Scan the records for the word "address". Report each line where it occurs.

▼▼▼

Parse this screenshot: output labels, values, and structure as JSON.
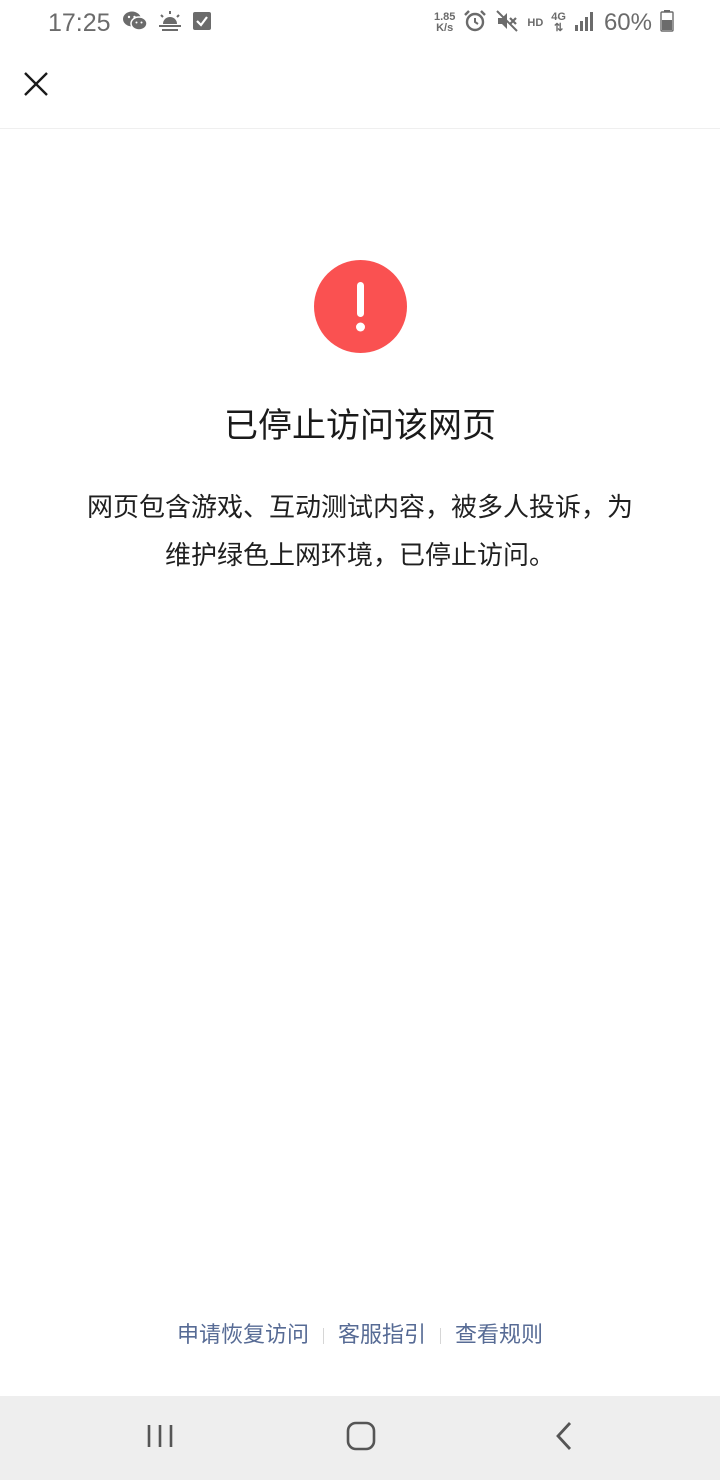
{
  "status_bar": {
    "time": "17:25",
    "net_speed_value": "1.85",
    "net_speed_unit": "K/s",
    "hd_label": "HD",
    "network_label": "4G",
    "battery_percent": "60%",
    "left_icons": [
      "wechat-icon",
      "weather-icon",
      "checkbox-icon"
    ],
    "right_icons": [
      "alarm-icon",
      "mute-icon",
      "signal-icon",
      "battery-icon"
    ]
  },
  "header": {
    "close_icon": "close-icon"
  },
  "main": {
    "alert_icon": "exclamation-icon",
    "alert_color": "#fa5151",
    "title": "已停止访问该网页",
    "description_line1": "网页包含游戏、互动测试内容，被多人投诉，为",
    "description_line2": "维护绿色上网环境，已停止访问。"
  },
  "footer": {
    "link_color": "#576b95",
    "links": [
      {
        "label": "申请恢复访问"
      },
      {
        "label": "客服指引"
      },
      {
        "label": "查看规则"
      }
    ]
  },
  "nav_bar": {
    "icons": [
      "recent-apps-icon",
      "home-icon",
      "back-icon"
    ]
  }
}
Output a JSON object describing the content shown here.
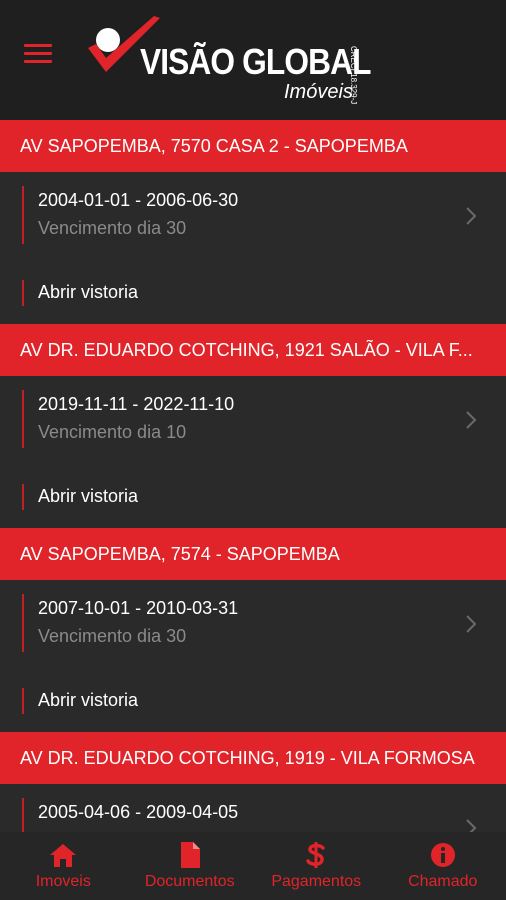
{
  "header": {
    "brand_title": "VISÃO GLOBAL",
    "brand_subtitle": "Imóveis",
    "brand_registration": "CRECI 18.329-J"
  },
  "colors": {
    "accent": "#e0242a",
    "background": "#2a2a2a",
    "header_bg": "#1f1f1f",
    "muted_text": "#8a8a8a"
  },
  "properties": [
    {
      "address": "AV SAPOPEMBA, 7570 CASA 2 - SAPOPEMBA",
      "period": "2004-01-01 - 2006-06-30",
      "due": "Vencimento dia 30",
      "action": "Abrir vistoria"
    },
    {
      "address": "AV DR. EDUARDO COTCHING, 1921 SALÃO - VILA F...",
      "period": "2019-11-11 - 2022-11-10",
      "due": "Vencimento dia 10",
      "action": "Abrir vistoria"
    },
    {
      "address": "AV SAPOPEMBA, 7574 - SAPOPEMBA",
      "period": "2007-10-01 - 2010-03-31",
      "due": "Vencimento dia 30",
      "action": "Abrir vistoria"
    },
    {
      "address": "AV DR. EDUARDO COTCHING, 1919 - VILA FORMOSA",
      "period": "2005-04-06 - 2009-04-05",
      "due": "",
      "action": ""
    }
  ],
  "tabs": [
    {
      "label": "Imoveis",
      "icon": "home-icon"
    },
    {
      "label": "Documentos",
      "icon": "document-icon"
    },
    {
      "label": "Pagamentos",
      "icon": "dollar-icon"
    },
    {
      "label": "Chamado",
      "icon": "info-icon"
    }
  ]
}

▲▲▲

== ANSWER TO THIS TASK ==
      "address": "AV SAPOPEMBA, 7570 CASA 2 - SAPOPEMBA",
      "address": "AV DR. EDUARDO COTCHING, 1921 SALÃO - VILA F...",
      "address": "AV SAPOPEMBA, 7574 - SAPOPEMBA",
      "address": "AV DR. EDUARDO COTCHING, 1919 - VILA FORMOSA",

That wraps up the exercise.